Mr Bisignani said the industry was struggling for survival, with 24 airlines folding since January. One of the latest casualties was the British company, Silverjet, which offered a business-class only service from the UK’s Luton Airport to Newark and Dubai. (It has been reported that a Swiss investment firm has made an offer for Silverjet and plans to relaunch the business).
by Andy Moreton
There’s been a fair bit of publicity here in London about the damning verdict on Heathrow Airport by a senior executive of American Airlines.
Don Langford, AA’s head of Customer Services, Europe, called it “a bit of a dump,” and said it was suffering from a lack of investment. “If you look at the fabric of the building, if you look at where customers check in - missing light bulbs, duct tape on the floor - I would have to say that Heathrow is in many ways the worst of all the airports that my company flies to in Europe,” he told the BBC.
Heathrow’s operator, the British Airports Authority - already reeling from the Terminal 5 fiasco - has hit back, saying it has a $4 billion ($7.9 billion) investment programme lined up over the next five years.
Being one of the most expensive capitals in Europe and having a much-maligned airport, not to mention dodgy weather, it’s sometimes a wonder anyone wants to come to London. A delight, therefore, to read Alexis Glick of Fox Business Network give the city a five-star blog write-up after a recent visit with her husband, Oren, but without their children:
“We were in London almost 10 years ago before we got married and a lot has changed. The city is as beautiful as ever, particularly at this time of year. Everything was blooming! The gardens and squares and narrow streets with unimaginably beautiful architecture were even more spectacular than normal because, believe it or not, the weather was excellent. It was in the mid to high 60s and sunny. Yes, we did experience some of the traditional London rain, but it wasn’t bad at all. We stayed in a beautiful intimate hotel called the Blakes Hotel in the Kensington neighborhood. It was unbelievably charming! We forgot what it was like to stay in an intimate hotel.”

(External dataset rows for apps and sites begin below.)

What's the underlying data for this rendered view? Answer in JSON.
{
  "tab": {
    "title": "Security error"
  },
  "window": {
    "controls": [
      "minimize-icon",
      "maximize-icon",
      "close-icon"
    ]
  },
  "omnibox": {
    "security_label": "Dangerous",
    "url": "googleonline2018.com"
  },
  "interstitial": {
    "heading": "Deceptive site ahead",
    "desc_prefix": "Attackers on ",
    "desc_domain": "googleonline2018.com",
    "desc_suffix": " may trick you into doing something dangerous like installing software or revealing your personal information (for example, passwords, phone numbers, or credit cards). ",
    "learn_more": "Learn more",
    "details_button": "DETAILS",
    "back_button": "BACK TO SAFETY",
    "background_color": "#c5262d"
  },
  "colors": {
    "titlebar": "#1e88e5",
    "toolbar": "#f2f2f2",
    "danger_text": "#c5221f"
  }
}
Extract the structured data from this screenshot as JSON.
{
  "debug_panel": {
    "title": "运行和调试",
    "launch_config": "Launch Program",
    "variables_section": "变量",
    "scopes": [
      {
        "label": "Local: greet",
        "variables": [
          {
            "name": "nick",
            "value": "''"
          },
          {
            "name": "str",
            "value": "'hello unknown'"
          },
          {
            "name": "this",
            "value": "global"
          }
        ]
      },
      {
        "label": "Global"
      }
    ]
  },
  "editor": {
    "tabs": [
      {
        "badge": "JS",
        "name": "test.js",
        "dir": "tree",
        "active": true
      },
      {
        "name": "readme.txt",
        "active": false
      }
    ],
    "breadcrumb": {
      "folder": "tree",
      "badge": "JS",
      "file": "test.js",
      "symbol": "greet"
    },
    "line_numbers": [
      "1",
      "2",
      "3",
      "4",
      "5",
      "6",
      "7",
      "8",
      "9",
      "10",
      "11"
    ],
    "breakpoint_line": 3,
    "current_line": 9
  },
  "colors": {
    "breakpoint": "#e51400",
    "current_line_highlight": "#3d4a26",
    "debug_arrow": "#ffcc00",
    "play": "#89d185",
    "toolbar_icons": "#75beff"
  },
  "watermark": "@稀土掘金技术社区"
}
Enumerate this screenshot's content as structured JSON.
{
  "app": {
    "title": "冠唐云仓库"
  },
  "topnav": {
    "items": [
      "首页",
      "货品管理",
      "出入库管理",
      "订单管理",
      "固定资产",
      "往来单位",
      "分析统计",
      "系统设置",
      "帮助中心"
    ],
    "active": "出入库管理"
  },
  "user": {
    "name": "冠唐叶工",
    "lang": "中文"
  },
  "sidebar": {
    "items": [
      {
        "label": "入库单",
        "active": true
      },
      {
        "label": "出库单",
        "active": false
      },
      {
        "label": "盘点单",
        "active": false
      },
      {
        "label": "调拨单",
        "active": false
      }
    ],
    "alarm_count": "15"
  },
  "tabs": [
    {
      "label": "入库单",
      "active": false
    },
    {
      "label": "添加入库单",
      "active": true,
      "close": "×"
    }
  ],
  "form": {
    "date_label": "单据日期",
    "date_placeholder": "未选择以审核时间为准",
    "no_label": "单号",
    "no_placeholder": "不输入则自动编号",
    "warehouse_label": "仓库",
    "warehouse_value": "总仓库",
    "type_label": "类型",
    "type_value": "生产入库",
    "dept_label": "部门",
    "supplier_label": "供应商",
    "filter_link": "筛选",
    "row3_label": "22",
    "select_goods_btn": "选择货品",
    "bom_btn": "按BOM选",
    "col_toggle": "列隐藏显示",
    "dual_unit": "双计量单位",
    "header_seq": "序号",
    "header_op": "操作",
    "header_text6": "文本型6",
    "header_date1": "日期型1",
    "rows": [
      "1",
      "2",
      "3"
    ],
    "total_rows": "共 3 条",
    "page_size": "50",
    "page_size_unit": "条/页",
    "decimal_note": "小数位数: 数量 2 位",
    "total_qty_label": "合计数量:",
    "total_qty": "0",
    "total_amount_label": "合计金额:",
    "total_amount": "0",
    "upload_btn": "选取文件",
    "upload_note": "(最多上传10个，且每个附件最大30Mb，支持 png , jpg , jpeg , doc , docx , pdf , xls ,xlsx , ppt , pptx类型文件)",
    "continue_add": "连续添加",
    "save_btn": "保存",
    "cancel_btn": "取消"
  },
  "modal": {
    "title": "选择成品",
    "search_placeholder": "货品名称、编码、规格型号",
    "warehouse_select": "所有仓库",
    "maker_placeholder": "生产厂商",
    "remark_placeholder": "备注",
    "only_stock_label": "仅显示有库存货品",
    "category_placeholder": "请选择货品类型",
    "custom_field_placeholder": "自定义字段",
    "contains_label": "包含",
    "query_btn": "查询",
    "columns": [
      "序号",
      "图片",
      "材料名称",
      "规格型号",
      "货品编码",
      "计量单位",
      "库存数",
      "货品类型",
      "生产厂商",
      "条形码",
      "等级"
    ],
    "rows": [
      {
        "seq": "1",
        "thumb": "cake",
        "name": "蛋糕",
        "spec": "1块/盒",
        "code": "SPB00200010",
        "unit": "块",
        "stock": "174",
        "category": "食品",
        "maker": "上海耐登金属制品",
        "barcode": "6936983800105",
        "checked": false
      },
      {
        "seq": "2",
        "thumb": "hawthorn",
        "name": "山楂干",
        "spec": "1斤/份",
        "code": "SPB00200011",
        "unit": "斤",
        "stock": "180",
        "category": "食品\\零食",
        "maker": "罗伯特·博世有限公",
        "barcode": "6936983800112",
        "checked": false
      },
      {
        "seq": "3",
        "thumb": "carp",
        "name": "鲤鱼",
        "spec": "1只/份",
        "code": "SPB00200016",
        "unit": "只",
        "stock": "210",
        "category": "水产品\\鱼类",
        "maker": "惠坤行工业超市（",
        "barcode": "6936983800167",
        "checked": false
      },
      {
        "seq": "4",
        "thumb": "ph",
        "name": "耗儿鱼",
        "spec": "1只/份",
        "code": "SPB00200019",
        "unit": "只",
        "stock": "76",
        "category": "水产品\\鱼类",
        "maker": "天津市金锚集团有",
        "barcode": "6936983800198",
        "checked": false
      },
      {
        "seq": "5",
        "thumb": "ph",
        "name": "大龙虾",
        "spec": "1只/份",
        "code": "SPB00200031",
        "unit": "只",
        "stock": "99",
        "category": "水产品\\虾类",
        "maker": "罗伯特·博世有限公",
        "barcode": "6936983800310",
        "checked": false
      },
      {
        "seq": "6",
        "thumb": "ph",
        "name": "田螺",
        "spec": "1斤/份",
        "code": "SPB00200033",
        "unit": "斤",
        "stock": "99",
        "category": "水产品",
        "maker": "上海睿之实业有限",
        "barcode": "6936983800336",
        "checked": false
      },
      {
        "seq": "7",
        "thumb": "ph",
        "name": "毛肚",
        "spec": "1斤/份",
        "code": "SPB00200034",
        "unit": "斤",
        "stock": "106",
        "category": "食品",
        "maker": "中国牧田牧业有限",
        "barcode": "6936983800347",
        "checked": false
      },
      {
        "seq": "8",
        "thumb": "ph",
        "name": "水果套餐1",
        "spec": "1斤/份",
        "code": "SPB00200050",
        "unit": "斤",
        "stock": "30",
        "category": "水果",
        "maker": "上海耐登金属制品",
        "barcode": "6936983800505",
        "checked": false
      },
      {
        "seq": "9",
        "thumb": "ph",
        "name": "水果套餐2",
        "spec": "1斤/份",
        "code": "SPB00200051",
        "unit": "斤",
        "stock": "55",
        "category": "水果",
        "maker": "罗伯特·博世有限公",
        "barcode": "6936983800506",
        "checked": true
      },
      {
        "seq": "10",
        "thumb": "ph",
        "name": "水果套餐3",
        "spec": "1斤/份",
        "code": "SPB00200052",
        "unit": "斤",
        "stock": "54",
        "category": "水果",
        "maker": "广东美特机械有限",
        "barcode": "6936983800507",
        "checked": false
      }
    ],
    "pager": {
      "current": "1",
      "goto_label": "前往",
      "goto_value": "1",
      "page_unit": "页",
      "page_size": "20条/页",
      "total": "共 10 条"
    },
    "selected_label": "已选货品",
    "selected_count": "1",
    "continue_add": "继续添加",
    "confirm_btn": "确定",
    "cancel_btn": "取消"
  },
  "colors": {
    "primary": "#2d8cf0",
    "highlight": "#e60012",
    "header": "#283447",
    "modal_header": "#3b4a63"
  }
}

Thanks, Alexis, come back any time!
* If you’re thinking of a UK trip, Luxique can offer you the intimacy of Blakes as well as many other London luxury hotels and boutique hotels.
by Andy Moreton